“Today, our producers have a hard time just keeping up with the medical demand,” Rifici says, “so we think we will run out of legal product, almost certainly, with legalization.”

At present, the Canadian market is roughly equal to California’smarket, with one huge exception: While Rifici estimates there are around 3,000 different cannabis producers in California, he says there are about 50 in Canada.

“All of the Canadian companies are really scaling up,” he says. “The top ones are getting quite large. We have a couple of producers building out almost a million square feet of cultivation. There’s some real nice scale coming to the industry, and we’re going to need it.”

As Canada navigates its current green rush, Rifici and his partners at Nesta are focused on developing brands for the new market and helping existing U.S. brands make the transition north of the border.

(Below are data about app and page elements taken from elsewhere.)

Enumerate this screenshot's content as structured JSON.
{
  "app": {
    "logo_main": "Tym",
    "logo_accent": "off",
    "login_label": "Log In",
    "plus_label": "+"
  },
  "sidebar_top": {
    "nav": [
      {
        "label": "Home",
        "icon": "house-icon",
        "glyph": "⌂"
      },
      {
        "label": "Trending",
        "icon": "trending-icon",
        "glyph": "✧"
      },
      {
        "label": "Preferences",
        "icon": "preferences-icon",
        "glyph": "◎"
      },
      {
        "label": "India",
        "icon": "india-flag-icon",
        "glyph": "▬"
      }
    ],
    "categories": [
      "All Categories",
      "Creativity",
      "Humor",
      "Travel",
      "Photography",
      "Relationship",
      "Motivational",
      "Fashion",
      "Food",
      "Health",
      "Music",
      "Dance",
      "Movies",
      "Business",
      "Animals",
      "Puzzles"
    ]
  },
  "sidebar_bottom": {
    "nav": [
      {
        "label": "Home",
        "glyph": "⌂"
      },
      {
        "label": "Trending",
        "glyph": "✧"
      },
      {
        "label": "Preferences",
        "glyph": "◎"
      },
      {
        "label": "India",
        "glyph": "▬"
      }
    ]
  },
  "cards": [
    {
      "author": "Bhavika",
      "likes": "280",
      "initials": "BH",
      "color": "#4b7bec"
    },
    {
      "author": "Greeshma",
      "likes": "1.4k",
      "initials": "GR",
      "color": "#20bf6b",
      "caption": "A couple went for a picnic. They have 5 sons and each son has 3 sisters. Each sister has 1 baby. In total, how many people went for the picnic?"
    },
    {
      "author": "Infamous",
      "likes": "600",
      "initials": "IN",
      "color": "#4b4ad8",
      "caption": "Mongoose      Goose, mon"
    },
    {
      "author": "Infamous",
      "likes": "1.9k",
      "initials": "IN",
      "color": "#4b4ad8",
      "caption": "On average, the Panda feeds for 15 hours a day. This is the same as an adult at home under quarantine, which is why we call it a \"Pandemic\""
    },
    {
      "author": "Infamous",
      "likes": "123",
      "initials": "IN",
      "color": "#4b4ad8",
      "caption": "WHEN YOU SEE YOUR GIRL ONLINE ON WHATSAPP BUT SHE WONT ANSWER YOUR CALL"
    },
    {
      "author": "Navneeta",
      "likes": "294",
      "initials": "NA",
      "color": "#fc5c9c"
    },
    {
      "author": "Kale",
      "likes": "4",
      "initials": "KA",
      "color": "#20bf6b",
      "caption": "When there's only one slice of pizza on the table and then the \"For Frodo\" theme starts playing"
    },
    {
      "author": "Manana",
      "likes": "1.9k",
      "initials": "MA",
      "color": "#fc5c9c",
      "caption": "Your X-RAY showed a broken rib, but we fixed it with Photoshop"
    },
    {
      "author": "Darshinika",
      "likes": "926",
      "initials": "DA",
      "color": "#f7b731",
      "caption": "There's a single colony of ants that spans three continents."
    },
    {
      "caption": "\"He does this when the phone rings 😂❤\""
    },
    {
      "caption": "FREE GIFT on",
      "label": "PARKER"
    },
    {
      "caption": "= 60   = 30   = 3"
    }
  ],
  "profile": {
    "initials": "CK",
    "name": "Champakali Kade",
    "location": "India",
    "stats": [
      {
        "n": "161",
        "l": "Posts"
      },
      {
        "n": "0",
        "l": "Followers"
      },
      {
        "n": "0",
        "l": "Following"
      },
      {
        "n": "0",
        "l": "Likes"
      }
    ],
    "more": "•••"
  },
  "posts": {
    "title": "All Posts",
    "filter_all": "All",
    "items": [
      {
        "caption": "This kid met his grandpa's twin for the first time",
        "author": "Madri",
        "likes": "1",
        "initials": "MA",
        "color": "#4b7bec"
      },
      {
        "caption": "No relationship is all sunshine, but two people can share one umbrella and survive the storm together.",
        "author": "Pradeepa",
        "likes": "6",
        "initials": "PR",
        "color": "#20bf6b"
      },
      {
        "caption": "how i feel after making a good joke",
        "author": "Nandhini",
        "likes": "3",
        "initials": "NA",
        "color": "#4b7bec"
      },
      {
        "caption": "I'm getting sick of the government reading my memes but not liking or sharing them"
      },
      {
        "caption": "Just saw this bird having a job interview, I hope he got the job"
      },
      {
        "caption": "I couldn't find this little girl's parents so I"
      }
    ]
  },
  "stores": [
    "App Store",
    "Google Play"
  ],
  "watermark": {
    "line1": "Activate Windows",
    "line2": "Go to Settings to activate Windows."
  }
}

While Canada has had a federal medical-marijuana program since 2001, the move to recreational widens the horizons substantially. Info on what precisely will be legal on Day One of recreational sales remains unclear, but Rifici believes the country will ultimately incorporate all forms of cannabis into its regulations.

Thus, Nesta is looking to help companies be the first in the door as dispensary shelf space is unlocked.

“At one point, for example, they’re going to allow brownies,” Rifici says. “Each dispensary is going to have some extra shelf space for brownies, so you want to make sure you’re one of the first products, because you don’t have to fight for market share if you’re there first. That’s what we’re trying to bring to these U.S. brands, is to make sure that they’re first in line to grab market share if and when their products become legal to manufacture and sell in Canada.”

As the story of Canada’s move to legalize cannabis on a national scale unfolds, it stands to reason that the country will have the opportunity to lay blueprints for future nations that may ultimately follow suit, including the U.S.

“The prohibition for the U.S. is in some ways a gift for the Canadian market,” Rifici says, “because it allows us to continue to scale. In many industries, U.S. competition is always fierce, and there are some great entrepreneurs in the U.S., and so I think in some ways the U.S. industry has a hand tied behind their back because of the federal illegality.”

While Rifici believes that national cannabis laws in the U.S. will one day change, he doesn’t deny that the current situation means Canada has a golden opportunity to help lead the charge in defining the global cannabis industry.

“As I read the polls, like most Americans, most Canadians view the drug wars as a failed war. I think I’m preaching to the choir when I say the biggest harm from drugs is usually drug policy,” he says. As a society, Canadians have certainly moved past that. We elected a government that wants to legalize, so, at least very recently, I think we’ve moved ahead, moved further towards a better view on cannabis than south of the border.”